Alle Dinge sind Gift, und nichts ist ohne Gift; allein die Dosis macht, dass ein Ding kein Gift ist.
“All substances are poisons; there is none which is not a poison. The right dose differentiates a poison and a remedy.”

Industrial Hygiene and Indoor Air Quality

Traditionally, Industrial Hygiene focuses on protecting employees from hazards (potential sources of harm) in the workplace by assessing chemical, biological, physical, and ergonomic risks.    

There is still a great deal of need for traditional IH practicing in manufacturing facilities, but as workplaces evolved, the types of hazards have also changed.   Additionally, with both lifestyle changes and advancement in building technology over the last several decades, the need for identify and evaluate hazards in the indoor environment is more important.    

At rest, the average person breathes in more than 8,000 L of air per day.  The respiratory tract is the only organ system with vital functional elements in constant, direct contact-with the environment.  The lung also has the largest exposed surface area of any organ.  The surface size of lungs is thought to be 95 m².   In comparison, the skin is 2 m² and digestive system is 10 m².   Clearly, from an exposure perspective, the air we are exposed to and breathe will impact our health.  

The inhalation of hazards and indoor air quality is not a new concept.   What is emerging is the technology in which we can identify and/or quantify hazards and the numerous attempts to define what is a “healthy” indoor air quality.   With indoor air quality outside of industrial type settings, the commonly identified hazards often do not have exposure guidelines.    Mold, a common indoor air hazard, has no exposure guidelines and there is some level of mold in every indoor environment.    The determination of what “amount” of mold is acceptable, thus, becomes merely an opinion.   A simple internet search for mold will provide an entertaining number and variety of opinions.  

Indoor Air Programs

Indoor Air Programs is not a generalized Industrial Hygiene practice.   Indoor Air Programs specializes in indoor air quality.  Specialization provides more experience, skills, and knowledge.  Application of skills, knowledge and experience in a professional and ethical manner provides a logical professional judgment in lieu of an opinion.  

Indoor Air Program’s mission is to protect and enhance human health by improving indoor air quality.        

Human health, like indoor air quality, also has no definition of “good” human health.  It is also opinion based.  The opinion that is relevant is the individual’s.  Thus, a primary objective of Indoor Air Programs is to understand the goals of indoor air quality in reference to human health for each client.    This is a fundamental factor in providing the most appropriate service and associated costs for each client.  

The Adaptability of Indoor Air Programs


IAQ issues can often be complicated to solve and there is typically a sense of urgency to solve the issue. Additionally, an IAQ issue is not a “budgeted” item.   No one plans for mold or other IAQ issues.   There are many logistical issues associated with remediation project that need consideration.   Practicality along with creativity and logic are used to adapt to each project.  
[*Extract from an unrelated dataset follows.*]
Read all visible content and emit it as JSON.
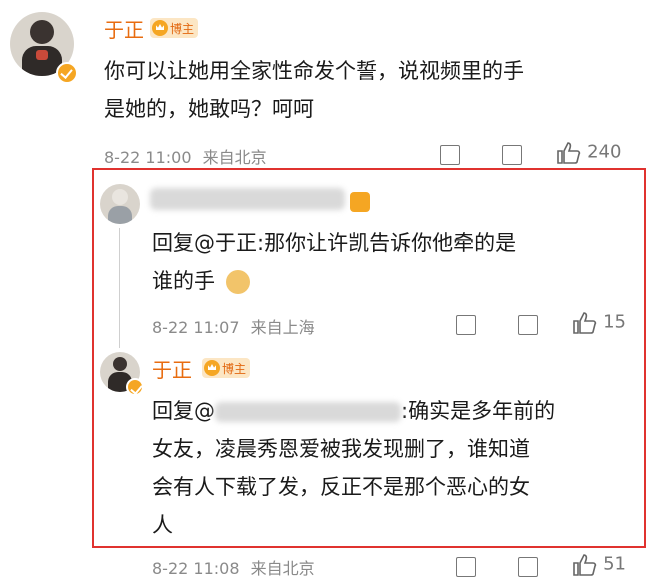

There are no typical situations in IAQ cases.   There are certainly common issues, but each situation is unique.  It is not uncommon to have complexities that challenge the ability to find sources of issues and/or subsequent solutions.  Critical thinking, creative problem solving, and innovation will eventually yield a solution.   Along with not giving up on complex issues, remediation oversight services can ensure the project is successful.  


Protecting occupant health is the foundation of any project and non-negotiable.  The protection of our clients’ best interest, though adaptable, is also non-negotiable. Clients’ best interests can change when goals change. Through an effective communication strategy, Indoor Air Programs adapt as needed.


Simple problems do not need complex evaluations.  In contrast, taking an IAQ situation too lightly can have severe consequences.  Those that optimize human health have different expectations than others. Those that feel the building is impacting their health also have different expectations than others. Matching the severity of the issue, the level of optimization of human health, to the level of service creates a better experience. 

Stacy L. Do, MA

Office: (513)334-6464
[email protected]


1327 E Kemper Rd. Suite 3100 C
Cincinnati , OH 45246